      Click to go to the Podcast on Remarkable Results Radio
    • By Obsidian Motors
      Has being approved by an insurance company made a difference to your bottom line? I had a vehicle towed in recently and the customer's insurance company was to pay for the work done. About a day or two later an insurance adjuster showed up to the shop, gave an inspection and approved our location. The caveat was that the invoice he eventually submitted was a complete lowball. I'm wondering if it was that particular company (small and regional) or would a major insurance company provide a more realistic approved quote?
      Also, do you guys think it's worth it to request to be on all area insurance companies list of approved shops in the long run?
    • By Thewizardsauto
      Hi I own an auto repair shop in Arkansas. We do a lot of work for used car lots. I am just curious if anyone else does this as well what’s the average labor for them. Good and bad experiences? I have a total of 5 car lots we rotate on fixing for the week and it’s a never ending cycle of cars. Some lots beat us up on price while others do not any one have tips from experience?
    • By bantar
      @JerryK  Hi Jerry, in the Shop Labor Rate thread, you posted 3 labor rates, regular, euro and Pre-1975 cars.    I find it interesting that you've set your labor rate very high for these cars.   It either means that you don't want those, or it's more expensive to work on them, so you charge more, or it is a specialty skill set that you possess and thus it's a more valuable service, or you are building in an inherent storage fee due to the extended time it takes to get parts, etc or ?   I'm interested to understand your thinking regarding this particular rate.   Also, why is 1975 the cutoff date?
      We've been working on a number of older cars, and I've taken the approach that it's a time and materials job.   If it takes me 3 hours to remove the stuck drums off of your old car, then your brake job will cost more.  If I above-normal spend time looking for parts, then this is billable time too.    We shouldn't absorb the added difficulty of rust, age, etc.   Maybe I'm approaching this incorrectly.   I took in a 1984 project car on Friday... non-standard engine, but newer, bubba's electrical wiring mess, etc, but overall in good shape.    We started with 5 hours of labor to assess and possibly fix.   It's partly a test to see if he's serious on fixing the car.  
       
      P.S.  I live in Plano, but my shop is in McKinney.    In my previous life, I worked not far from your shop. 
    • By MINI4U
      We are in desperate need of techs. I tried Indeed and was very dissatisfied with the "talent" they sent us. I am considering Find A Wrench they post on Indeed as well as Zip Recruiter and some 90 other companies as well as social media. Has anyone tried them or ACT Auto Staffing? 

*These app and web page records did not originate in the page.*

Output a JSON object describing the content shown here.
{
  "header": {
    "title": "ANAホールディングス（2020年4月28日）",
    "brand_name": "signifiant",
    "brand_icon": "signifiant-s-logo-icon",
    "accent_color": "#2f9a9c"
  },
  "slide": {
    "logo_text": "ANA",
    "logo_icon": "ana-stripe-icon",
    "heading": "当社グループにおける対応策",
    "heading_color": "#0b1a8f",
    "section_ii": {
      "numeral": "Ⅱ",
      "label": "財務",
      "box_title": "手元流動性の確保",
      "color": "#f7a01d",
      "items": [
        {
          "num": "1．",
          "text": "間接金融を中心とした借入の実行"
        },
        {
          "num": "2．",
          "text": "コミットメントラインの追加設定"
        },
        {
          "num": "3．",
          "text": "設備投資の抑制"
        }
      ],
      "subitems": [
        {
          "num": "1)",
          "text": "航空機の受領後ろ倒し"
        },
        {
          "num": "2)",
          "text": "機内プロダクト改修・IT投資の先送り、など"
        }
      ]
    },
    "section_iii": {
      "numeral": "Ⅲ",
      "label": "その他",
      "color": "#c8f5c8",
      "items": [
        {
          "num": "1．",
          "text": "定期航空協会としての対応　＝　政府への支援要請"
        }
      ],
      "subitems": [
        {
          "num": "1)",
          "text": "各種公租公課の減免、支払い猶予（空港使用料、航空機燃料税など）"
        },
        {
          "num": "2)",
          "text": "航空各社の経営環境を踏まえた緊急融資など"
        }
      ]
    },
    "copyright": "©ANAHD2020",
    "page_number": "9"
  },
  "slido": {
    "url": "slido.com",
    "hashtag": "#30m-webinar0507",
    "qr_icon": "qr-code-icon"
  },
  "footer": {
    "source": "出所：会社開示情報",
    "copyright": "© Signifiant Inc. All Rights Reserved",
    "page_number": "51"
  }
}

  • By Joe Marconi, in Automotive Management,

    By champtires, in Automotive Industry,

  • Our Sponsors



×
×
  • Create New...